Mr Hibell moved to the Middle East in 2005 to study Arabic at Damascus University.
In an interview with the BBC, Mr Hibell, said he was seized by the authorities on 20 December 2006 and subjected to brutal treatment over 14 weeks.
He says he was buying his wife Fazia a present for Eid, a religious festival, when six men pounced.
"They punched and kicked me and [asked] where's the money and the weapons," Mr Hibell told the BBC. "I was thrown into the back of a van which had its windows blacked out."
Mr Hibell says he was blindfolded and taken to what appeared to be a military base.
He says he was stripped naked, given a dirty military uniform and detained in a cell like "an underground tomb".

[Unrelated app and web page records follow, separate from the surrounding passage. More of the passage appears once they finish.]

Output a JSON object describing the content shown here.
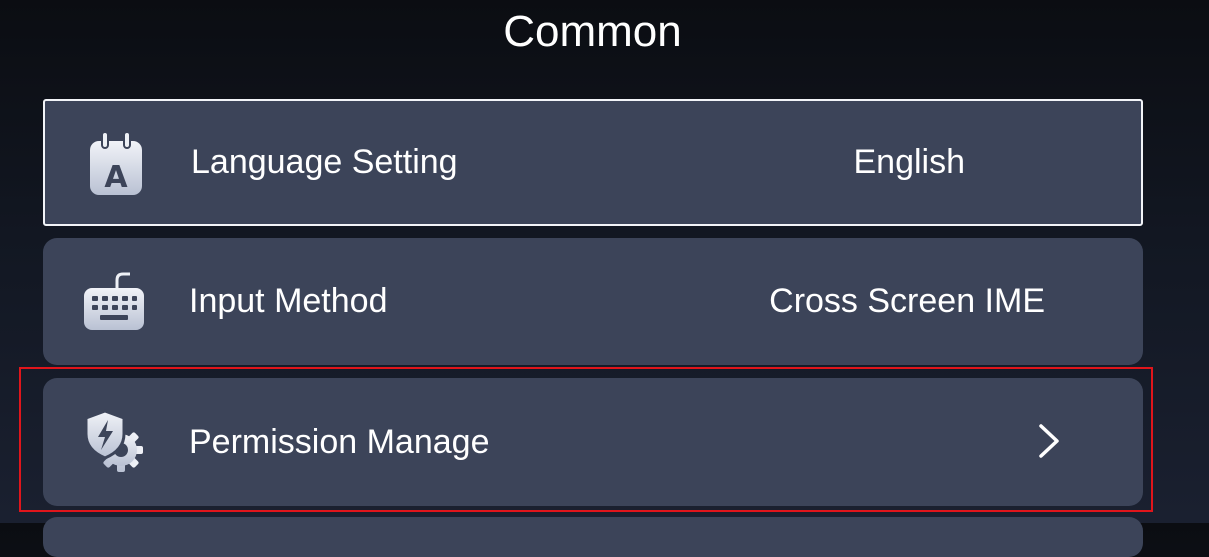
{
  "page": {
    "title": "Common"
  },
  "items": [
    {
      "id": "language",
      "icon": "language-calendar-icon",
      "label": "Language Setting",
      "value": "English"
    },
    {
      "id": "input-method",
      "icon": "keyboard-icon",
      "label": "Input Method",
      "value": "Cross Screen IME"
    },
    {
      "id": "permission",
      "icon": "shield-gear-icon",
      "label": "Permission Manage",
      "value": ""
    }
  ],
  "colors": {
    "card": "#3c4459",
    "focus_border": "#f2f4f8",
    "highlight": "#e0151b"
  }
}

"The cell was one metre wide and two metres long," he said. "It was complete darkness for a month, I had no light, no mattress, nothing."

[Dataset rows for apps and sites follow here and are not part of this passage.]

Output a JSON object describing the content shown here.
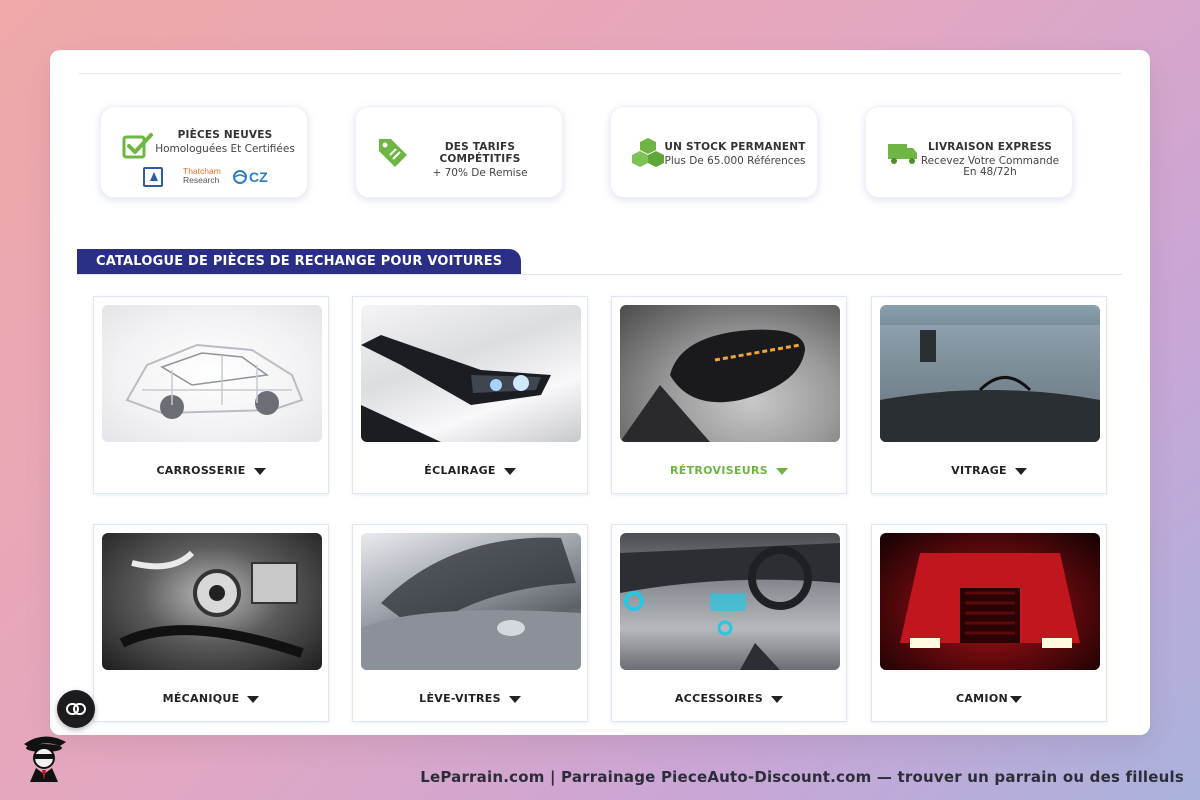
{
  "features": [
    {
      "title": "PIÈCES NEUVES",
      "subtitle": "Homologuées Et Certifiées",
      "icon": "checkbox-check-icon"
    },
    {
      "title": "DES TARIFS COMPÉTITIFS",
      "subtitle": "+ 70% De Remise",
      "icon": "price-tag-icon"
    },
    {
      "title": "UN STOCK PERMANENT",
      "subtitle": "Plus De 65.000 Références",
      "icon": "stacked-boxes-icon"
    },
    {
      "title": "LIVRAISON EXPRESS",
      "subtitle": "Recevez Votre Commande En 48/72h",
      "icon": "delivery-truck-icon"
    }
  ],
  "certifications": {
    "thatcham_line1": "Thatcham",
    "thatcham_line2": "Research",
    "cz_label": "CZ"
  },
  "catalog": {
    "heading": "CATALOGUE DE PIÈCES DE RECHANGE POUR VOITURES",
    "categories": [
      {
        "label": "CARROSSERIE",
        "active": false
      },
      {
        "label": "ÉCLAIRAGE",
        "active": false
      },
      {
        "label": "RÉTROVISEURS",
        "active": true
      },
      {
        "label": "VITRAGE",
        "active": false
      },
      {
        "label": "MÉCANIQUE",
        "active": false
      },
      {
        "label": "LÈVE-VITRES",
        "active": false
      },
      {
        "label": "ACCESSOIRES",
        "active": false
      },
      {
        "label": "CAMION",
        "active": false
      }
    ]
  },
  "footer": {
    "text": "LeParrain.com | Parrainage PieceAuto-Discount.com — trouver un parrain ou des filleuls"
  },
  "colors": {
    "accent_green": "#6fb543",
    "tab_navy": "#2a2e85"
  }
}
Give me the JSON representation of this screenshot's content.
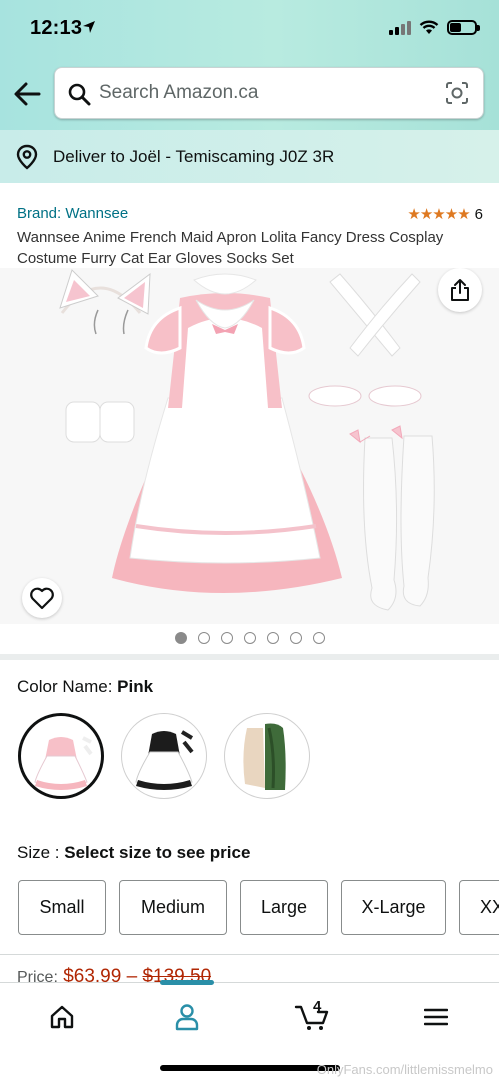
{
  "status_bar": {
    "time": "12:13"
  },
  "search": {
    "placeholder": "Search Amazon.ca"
  },
  "delivery": {
    "text": "Deliver to Joël - Temiscaming J0Z 3R"
  },
  "product": {
    "brand": "Brand: Wannsee",
    "rating_stars": "★★★★★",
    "rating_value": 4.5,
    "rating_count": "6",
    "title": "Wannsee Anime French Maid Apron Lolita Fancy Dress Cosplay Costume Furry Cat Ear Gloves Socks Set",
    "image_count": 7,
    "active_image_index": 0
  },
  "color": {
    "label": "Color Name: ",
    "selected": "Pink",
    "options": [
      "Pink",
      "Black",
      "Green"
    ]
  },
  "size": {
    "label": "Size : ",
    "prompt": "Select size to see price",
    "options": [
      "Small",
      "Medium",
      "Large",
      "X-Large",
      "XX"
    ]
  },
  "price": {
    "label": "Price:",
    "current": "$63.99",
    "list": "$139.50"
  },
  "bottom_nav": {
    "cart_count": "4",
    "active_tab": "profile"
  },
  "watermark": "OnlyFans.com/littlemissmelmo",
  "colors": {
    "accent": "#2a8fa8",
    "link": "#007185",
    "star": "#de7921",
    "price": "#b12704",
    "header_start": "#a7e3df",
    "header_end": "#a6e1d8"
  }
}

He said that for the first seven days he was interrogated by two men who slapped and punched him and beat the soles of his feet with electric cable.

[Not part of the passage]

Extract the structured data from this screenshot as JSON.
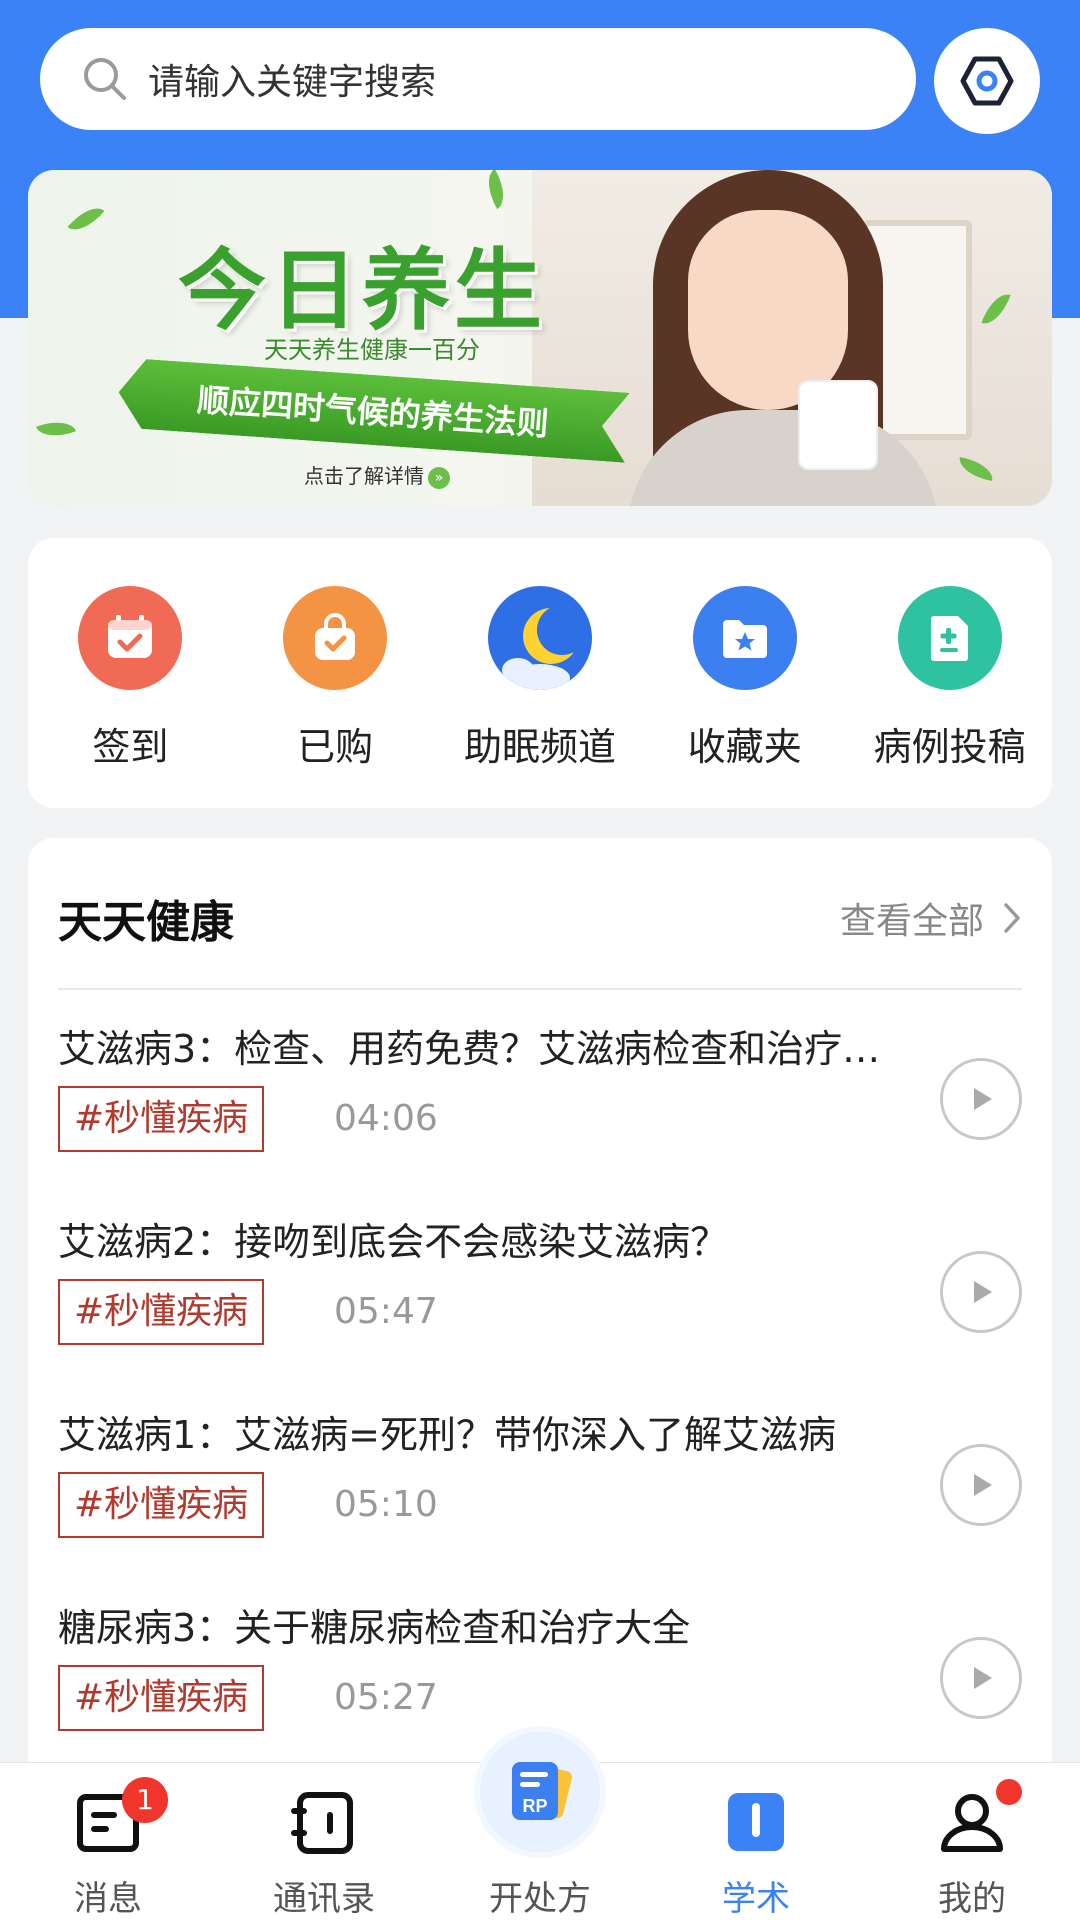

He said: "They wanted me to admit that I was an extremist and wanted to go to Iraq".
Meanwhile his wife Fazia had no idea what had happened.
"He just disappeared, I went to the police and went to the local hospitals, I even searched mortuaries," she said.
After two months the British Foreign Office established Mr Hibell was in Syrian detention, but requests for consular access were ignored. Fazia left Syria fearing she too would be detained.
Mr Hibell was moved to another prison and held with 50 other men in a 10-metre-long cell, he says.
Damascus: Mr Hibell says he was seized on the street
He said: "I was interrogated and told that if I admitted that I was a terrorist and I was going to Iraq then I would be freed. I was scared and thought I'd die in prison, so I made a false confession", he said.
On 31 March 2007, after 14 weeks in detention, he was released. He says he was never brought before a court or charged with an offence.
Scotland Yard officers interviewed him on his return to Heathrow Airport, but then let him go. He is now receiving counselling.
"It's left us devastated, my family didn't know whether I was dead or alive, this could easily happen to someone else," he said.
A spokesman for the Syrian Embassy in London has refused to comment on the allegations. A spokesman for the Foreign Office said the matter was now closed as Mr Hibell was safely back in the UK.
But Khalid Sofi, Mr Hibell's solicitor, said questions still needed answering and he called on the Foreign Office to investigate further.
"There has to be a strong message to the Syrians, that this will not be tolerated," he said.
Amnesty International spokesman Mike Blakemore said: "We cannot have a man who is picked up off the streets, and thrown into a cell. It is a very serious situation and fits into a wider picture of what is happening in Syria."